TASK BRIEF: Exactly repeat all the records below, omitting the images they hold.

INFORMATION SHOWN:
****************

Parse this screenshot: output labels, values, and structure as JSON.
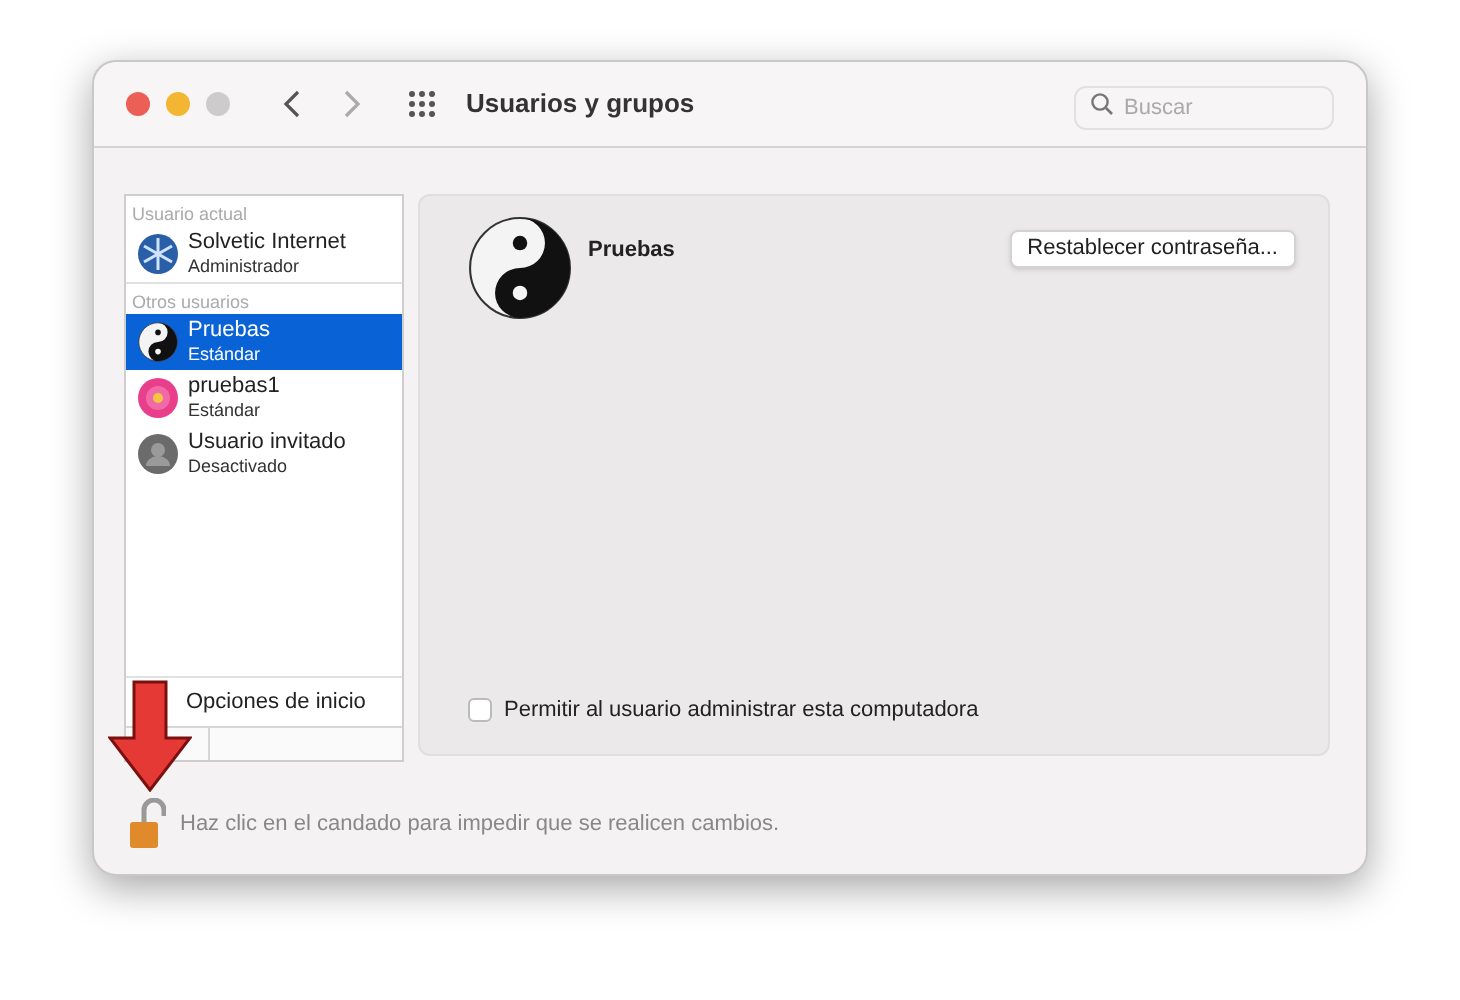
{
  "window": {
    "title": "Usuarios y grupos"
  },
  "search": {
    "placeholder": "Buscar"
  },
  "sidebar": {
    "groups": [
      {
        "header": "Usuario actual",
        "users": [
          {
            "name": "Solvetic Internet",
            "role": "Administrador",
            "selected": false
          }
        ]
      },
      {
        "header": "Otros usuarios",
        "users": [
          {
            "name": "Pruebas",
            "role": "Estándar",
            "selected": true
          },
          {
            "name": "pruebas1",
            "role": "Estándar",
            "selected": false
          },
          {
            "name": "Usuario invitado",
            "role": "Desactivado",
            "selected": false
          }
        ]
      }
    ],
    "login_options": "Opciones de inicio"
  },
  "detail": {
    "name": "Pruebas",
    "reset_button": "Restablecer contraseña...",
    "admin_checkbox": {
      "label": "Permitir al usuario administrar esta computadora",
      "checked": false
    }
  },
  "lock": {
    "locked": false,
    "message": "Haz clic en el candado para impedir que se realicen cambios."
  }
}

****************

EXERCISE RESULT:
Parse this screenshot: output labels, values, and structure as JSON.
{
  "window": {
    "title": "Usuarios y grupos"
  },
  "search": {
    "placeholder": "Buscar"
  },
  "sidebar": {
    "groups": [
      {
        "header": "Usuario actual",
        "users": [
          {
            "name": "Solvetic Internet",
            "role": "Administrador",
            "selected": false
          }
        ]
      },
      {
        "header": "Otros usuarios",
        "users": [
          {
            "name": "Pruebas",
            "role": "Estándar",
            "selected": true
          },
          {
            "name": "pruebas1",
            "role": "Estándar",
            "selected": false
          },
          {
            "name": "Usuario invitado",
            "role": "Desactivado",
            "selected": false
          }
        ]
      }
    ],
    "login_options": "Opciones de inicio"
  },
  "detail": {
    "name": "Pruebas",
    "reset_button": "Restablecer contraseña...",
    "admin_checkbox": {
      "label": "Permitir al usuario administrar esta computadora",
      "checked": false
    }
  },
  "lock": {
    "locked": false,
    "message": "Haz clic en el candado para impedir que se realicen cambios."
  }
}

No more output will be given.